What is needed => Scan the entries below and say how many lines contain "icon". Write only the number.
###
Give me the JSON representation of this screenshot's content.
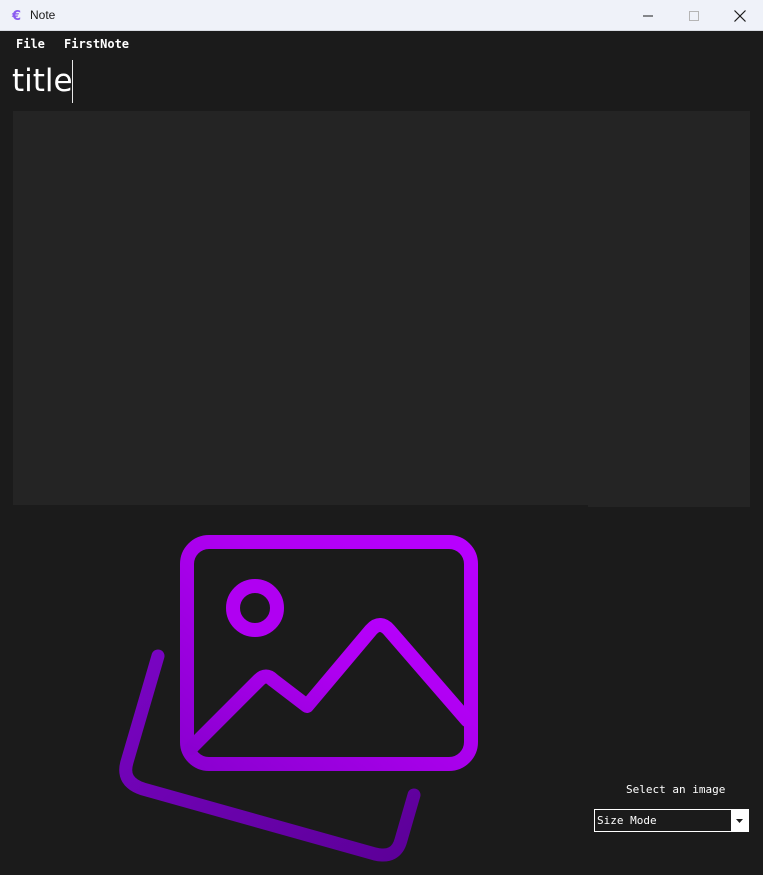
{
  "window": {
    "title": "Note",
    "app_icon": "euro-sign-icon",
    "controls": [
      "minimize-icon",
      "maximize-icon",
      "close-icon"
    ]
  },
  "menu": {
    "items": [
      {
        "label": "File"
      },
      {
        "label": "FirstNote"
      }
    ]
  },
  "note": {
    "title_value": "title",
    "body_value": ""
  },
  "image": {
    "placeholder_icon": "images-icon",
    "select_label": "Select an image",
    "size_mode": {
      "selected": "Size Mode",
      "dropdown_icon": "caret-down-icon"
    }
  },
  "colors": {
    "background": "#1b1b1b",
    "editor_bg": "#242424",
    "titlebar_bg": "#eff2f9",
    "accent_purple": "#b000f2",
    "accent_dark_purple": "#6a00a8",
    "text": "#ffffff"
  }
}
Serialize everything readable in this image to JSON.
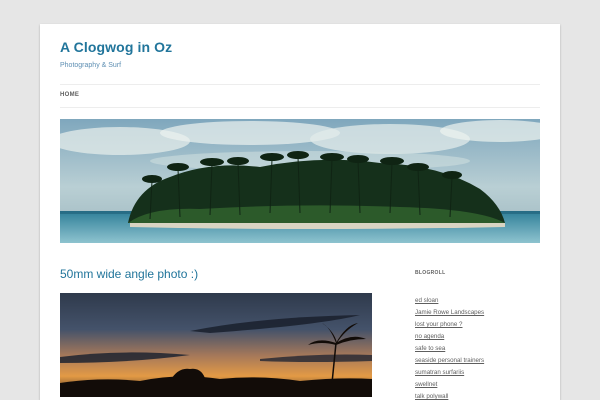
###
Your solution => 6